*** Block opens ***

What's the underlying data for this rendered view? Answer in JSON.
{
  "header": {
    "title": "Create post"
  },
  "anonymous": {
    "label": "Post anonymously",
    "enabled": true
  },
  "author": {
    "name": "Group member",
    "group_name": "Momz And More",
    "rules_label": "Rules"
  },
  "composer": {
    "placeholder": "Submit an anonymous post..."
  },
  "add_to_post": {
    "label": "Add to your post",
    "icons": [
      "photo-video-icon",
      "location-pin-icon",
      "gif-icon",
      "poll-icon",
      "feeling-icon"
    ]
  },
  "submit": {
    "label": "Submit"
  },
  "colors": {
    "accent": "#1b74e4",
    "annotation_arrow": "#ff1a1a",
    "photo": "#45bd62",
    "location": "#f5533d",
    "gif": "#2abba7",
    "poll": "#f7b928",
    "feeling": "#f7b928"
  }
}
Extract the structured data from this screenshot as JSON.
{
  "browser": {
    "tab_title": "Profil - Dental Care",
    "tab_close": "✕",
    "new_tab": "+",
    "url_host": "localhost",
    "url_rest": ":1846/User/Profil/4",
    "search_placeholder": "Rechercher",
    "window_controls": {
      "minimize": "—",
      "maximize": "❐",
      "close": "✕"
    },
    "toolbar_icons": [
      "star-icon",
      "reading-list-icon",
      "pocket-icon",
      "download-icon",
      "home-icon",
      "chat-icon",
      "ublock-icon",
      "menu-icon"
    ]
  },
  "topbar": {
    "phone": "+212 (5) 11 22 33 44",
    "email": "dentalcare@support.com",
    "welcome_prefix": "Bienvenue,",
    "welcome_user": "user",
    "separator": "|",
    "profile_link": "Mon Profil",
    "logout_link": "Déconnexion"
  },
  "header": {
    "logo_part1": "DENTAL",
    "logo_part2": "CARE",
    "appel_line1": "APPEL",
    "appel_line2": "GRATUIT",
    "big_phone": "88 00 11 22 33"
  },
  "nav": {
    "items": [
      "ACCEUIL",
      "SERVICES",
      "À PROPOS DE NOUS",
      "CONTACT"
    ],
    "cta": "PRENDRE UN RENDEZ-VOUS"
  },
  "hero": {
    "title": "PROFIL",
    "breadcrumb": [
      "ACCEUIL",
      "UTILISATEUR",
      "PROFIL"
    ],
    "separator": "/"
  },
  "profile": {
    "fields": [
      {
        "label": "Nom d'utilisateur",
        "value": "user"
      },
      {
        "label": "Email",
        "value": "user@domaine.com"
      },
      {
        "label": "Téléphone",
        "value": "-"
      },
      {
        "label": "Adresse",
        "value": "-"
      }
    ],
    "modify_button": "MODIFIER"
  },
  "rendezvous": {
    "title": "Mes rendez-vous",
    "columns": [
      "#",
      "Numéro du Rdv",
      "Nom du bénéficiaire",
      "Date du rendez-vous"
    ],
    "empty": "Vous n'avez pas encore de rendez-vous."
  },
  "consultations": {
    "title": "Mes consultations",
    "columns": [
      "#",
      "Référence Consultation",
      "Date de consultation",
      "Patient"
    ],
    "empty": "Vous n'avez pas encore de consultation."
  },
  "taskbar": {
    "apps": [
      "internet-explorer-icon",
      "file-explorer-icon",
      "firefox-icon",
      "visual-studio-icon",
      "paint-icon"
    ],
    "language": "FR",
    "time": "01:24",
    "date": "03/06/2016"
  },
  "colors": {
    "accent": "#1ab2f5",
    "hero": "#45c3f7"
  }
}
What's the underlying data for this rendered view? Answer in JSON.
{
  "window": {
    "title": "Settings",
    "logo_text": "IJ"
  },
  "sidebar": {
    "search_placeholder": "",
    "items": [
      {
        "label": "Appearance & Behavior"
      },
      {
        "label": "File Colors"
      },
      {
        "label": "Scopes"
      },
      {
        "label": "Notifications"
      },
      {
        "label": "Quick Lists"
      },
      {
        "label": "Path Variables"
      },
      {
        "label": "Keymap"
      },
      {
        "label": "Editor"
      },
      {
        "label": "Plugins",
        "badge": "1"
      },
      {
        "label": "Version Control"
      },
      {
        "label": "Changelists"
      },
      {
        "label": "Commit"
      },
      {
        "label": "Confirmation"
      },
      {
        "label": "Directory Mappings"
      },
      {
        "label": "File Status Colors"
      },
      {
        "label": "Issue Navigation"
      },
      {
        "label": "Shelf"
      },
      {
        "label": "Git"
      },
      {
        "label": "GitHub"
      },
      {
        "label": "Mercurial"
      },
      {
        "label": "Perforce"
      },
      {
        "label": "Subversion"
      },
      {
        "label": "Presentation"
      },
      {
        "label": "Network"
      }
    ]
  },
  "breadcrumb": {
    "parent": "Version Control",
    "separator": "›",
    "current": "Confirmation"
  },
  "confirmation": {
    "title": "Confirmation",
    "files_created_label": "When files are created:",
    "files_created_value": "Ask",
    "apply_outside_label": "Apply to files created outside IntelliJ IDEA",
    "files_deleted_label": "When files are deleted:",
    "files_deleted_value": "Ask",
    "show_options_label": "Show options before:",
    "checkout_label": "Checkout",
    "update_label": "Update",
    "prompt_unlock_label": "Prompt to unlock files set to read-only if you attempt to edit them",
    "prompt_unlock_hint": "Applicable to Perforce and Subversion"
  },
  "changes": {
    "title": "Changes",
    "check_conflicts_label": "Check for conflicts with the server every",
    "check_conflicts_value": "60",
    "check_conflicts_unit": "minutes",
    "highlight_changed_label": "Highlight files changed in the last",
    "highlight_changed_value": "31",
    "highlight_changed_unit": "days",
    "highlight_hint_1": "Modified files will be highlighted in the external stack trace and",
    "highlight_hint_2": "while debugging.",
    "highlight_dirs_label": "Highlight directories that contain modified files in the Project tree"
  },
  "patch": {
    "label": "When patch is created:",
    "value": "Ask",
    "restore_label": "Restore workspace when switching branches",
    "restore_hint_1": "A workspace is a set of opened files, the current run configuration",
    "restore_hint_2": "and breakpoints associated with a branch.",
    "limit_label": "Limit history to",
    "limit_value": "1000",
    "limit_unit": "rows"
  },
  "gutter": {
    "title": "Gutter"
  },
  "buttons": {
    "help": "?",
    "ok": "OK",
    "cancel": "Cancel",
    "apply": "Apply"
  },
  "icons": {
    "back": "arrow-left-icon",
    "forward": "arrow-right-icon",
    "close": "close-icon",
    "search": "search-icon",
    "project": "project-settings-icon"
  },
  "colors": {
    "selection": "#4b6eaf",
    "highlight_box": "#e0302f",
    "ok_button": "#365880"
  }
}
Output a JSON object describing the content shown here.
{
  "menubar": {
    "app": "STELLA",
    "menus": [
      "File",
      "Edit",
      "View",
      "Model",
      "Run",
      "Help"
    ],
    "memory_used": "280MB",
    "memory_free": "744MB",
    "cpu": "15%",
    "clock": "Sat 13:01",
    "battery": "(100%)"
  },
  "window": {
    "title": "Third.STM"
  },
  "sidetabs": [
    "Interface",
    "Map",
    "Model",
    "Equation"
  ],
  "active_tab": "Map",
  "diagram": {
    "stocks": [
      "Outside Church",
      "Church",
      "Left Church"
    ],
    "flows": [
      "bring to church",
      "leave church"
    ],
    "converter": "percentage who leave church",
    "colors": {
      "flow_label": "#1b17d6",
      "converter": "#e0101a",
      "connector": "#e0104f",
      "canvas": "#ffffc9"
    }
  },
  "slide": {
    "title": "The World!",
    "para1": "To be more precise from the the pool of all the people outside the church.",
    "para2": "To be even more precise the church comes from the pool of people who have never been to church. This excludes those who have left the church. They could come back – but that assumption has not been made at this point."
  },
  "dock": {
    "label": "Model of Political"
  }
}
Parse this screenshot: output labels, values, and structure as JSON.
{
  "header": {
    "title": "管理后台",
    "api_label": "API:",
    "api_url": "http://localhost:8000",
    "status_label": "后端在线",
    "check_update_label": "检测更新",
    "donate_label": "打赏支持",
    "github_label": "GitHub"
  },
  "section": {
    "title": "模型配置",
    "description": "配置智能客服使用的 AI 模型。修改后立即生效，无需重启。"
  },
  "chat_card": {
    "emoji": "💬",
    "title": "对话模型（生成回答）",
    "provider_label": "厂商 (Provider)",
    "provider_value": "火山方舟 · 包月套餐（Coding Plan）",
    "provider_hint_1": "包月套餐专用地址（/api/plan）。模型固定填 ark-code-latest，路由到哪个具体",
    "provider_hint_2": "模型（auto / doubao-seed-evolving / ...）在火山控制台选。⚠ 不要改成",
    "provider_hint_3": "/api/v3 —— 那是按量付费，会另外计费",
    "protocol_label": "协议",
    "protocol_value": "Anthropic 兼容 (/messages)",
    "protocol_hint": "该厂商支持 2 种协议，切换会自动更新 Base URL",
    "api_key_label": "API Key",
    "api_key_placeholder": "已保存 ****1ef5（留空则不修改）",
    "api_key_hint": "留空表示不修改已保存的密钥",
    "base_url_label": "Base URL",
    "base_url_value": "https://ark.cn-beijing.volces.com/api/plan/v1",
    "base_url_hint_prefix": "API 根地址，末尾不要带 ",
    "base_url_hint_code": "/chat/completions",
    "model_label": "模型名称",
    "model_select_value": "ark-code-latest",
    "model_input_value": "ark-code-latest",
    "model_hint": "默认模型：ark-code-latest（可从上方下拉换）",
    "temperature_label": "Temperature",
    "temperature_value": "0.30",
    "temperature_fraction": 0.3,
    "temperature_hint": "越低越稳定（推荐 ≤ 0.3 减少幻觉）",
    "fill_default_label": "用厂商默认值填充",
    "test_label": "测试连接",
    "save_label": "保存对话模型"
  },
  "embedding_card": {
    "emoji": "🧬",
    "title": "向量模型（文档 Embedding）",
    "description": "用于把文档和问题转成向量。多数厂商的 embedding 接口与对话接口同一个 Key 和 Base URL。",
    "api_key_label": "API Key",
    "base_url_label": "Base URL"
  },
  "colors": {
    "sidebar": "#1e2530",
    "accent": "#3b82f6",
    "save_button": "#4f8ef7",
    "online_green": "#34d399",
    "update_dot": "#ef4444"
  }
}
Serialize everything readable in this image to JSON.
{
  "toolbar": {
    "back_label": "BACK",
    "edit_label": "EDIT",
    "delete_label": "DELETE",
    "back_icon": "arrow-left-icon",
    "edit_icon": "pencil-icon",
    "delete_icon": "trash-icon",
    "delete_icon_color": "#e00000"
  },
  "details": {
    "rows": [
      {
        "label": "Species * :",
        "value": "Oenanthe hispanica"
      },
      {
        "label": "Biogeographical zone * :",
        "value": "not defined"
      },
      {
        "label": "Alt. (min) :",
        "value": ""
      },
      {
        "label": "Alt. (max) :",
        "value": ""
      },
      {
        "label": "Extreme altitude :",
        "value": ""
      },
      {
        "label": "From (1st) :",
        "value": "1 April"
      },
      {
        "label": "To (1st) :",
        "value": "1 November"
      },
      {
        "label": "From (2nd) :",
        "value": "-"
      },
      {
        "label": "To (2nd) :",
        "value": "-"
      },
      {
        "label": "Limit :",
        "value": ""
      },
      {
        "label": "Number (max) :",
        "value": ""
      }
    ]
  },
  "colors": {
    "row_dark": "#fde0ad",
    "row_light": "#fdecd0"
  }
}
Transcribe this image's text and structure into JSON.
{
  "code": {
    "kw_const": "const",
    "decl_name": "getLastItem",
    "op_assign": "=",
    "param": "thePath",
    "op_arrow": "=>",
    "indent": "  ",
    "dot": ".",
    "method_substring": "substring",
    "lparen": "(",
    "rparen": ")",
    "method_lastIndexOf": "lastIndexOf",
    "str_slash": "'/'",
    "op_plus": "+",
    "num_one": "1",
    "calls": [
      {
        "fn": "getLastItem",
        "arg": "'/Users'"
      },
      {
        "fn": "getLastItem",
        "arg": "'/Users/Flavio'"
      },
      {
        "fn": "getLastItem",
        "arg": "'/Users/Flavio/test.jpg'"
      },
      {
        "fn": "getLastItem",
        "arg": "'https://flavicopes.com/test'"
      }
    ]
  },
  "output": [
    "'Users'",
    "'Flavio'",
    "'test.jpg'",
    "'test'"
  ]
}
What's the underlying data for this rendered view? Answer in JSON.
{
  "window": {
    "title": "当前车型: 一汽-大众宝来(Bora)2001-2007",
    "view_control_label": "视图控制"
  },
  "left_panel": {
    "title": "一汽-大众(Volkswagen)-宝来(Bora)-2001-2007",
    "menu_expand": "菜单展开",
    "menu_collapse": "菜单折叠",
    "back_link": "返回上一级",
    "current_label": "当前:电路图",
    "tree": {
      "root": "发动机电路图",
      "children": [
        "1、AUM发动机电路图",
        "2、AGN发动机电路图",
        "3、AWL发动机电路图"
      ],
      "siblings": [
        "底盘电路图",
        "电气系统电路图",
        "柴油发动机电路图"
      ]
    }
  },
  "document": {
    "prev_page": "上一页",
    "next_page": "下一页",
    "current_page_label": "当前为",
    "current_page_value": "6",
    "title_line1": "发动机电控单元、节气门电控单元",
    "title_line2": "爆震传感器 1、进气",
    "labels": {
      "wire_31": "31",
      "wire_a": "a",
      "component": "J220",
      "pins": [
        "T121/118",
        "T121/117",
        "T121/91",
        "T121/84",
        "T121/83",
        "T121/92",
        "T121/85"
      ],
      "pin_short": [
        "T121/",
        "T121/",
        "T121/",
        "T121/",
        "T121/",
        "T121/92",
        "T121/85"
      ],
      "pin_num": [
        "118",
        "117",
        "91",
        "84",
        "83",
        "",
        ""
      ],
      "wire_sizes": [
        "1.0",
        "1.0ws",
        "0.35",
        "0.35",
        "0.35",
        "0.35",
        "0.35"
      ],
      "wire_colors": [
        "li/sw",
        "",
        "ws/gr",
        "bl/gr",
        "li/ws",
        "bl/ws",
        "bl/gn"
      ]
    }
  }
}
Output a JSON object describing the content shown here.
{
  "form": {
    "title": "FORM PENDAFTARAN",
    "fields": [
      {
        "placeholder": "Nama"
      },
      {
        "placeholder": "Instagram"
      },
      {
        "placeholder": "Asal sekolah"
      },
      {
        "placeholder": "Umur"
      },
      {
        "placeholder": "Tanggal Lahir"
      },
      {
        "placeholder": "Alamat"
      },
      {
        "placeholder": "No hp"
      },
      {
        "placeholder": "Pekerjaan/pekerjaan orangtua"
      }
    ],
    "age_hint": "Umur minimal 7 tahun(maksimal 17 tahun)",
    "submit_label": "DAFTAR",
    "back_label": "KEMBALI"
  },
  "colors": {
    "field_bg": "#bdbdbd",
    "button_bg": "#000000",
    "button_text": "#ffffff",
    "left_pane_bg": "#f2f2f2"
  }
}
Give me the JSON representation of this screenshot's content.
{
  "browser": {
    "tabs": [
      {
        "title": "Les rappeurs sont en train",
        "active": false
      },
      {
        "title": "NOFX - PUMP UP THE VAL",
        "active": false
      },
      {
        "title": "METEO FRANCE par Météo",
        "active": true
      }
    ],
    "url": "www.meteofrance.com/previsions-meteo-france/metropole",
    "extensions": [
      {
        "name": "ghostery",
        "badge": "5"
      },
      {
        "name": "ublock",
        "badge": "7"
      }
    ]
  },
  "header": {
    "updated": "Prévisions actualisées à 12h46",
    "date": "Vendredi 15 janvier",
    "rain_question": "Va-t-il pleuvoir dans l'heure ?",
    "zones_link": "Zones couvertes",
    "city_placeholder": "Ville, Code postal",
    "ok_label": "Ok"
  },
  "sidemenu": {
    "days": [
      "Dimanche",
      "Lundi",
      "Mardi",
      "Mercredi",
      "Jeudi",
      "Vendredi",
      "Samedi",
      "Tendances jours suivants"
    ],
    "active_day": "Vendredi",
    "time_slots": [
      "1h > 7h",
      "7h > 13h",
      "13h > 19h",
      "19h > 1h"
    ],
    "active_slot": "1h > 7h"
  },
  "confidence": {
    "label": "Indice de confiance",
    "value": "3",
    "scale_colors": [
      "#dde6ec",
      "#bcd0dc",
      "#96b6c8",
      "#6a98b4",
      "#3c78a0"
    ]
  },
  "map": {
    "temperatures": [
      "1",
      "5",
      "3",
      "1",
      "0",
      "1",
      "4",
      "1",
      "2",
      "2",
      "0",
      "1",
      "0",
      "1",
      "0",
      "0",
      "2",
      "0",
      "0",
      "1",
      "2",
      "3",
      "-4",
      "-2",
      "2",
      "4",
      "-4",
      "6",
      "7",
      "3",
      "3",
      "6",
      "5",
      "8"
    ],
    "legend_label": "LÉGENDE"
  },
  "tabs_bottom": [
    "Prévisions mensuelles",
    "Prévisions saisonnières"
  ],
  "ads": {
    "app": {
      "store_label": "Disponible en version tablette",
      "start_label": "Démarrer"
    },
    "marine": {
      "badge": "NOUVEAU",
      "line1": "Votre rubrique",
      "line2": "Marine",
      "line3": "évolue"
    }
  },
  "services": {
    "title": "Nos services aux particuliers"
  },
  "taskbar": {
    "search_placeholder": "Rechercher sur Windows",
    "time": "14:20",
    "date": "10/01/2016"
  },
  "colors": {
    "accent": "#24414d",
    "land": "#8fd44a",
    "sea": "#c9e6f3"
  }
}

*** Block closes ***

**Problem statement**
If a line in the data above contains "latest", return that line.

**Response area**
    "provider_hint_1": "包月套餐专用地址（/api/plan）。模型固定填 ark-code-latest，路由到哪个具体",
    "model_select_value": "ark-code-latest",
    "model_input_value": "ark-code-latest",
    "model_hint": "默认模型：ark-code-latest（可从上方下拉换）",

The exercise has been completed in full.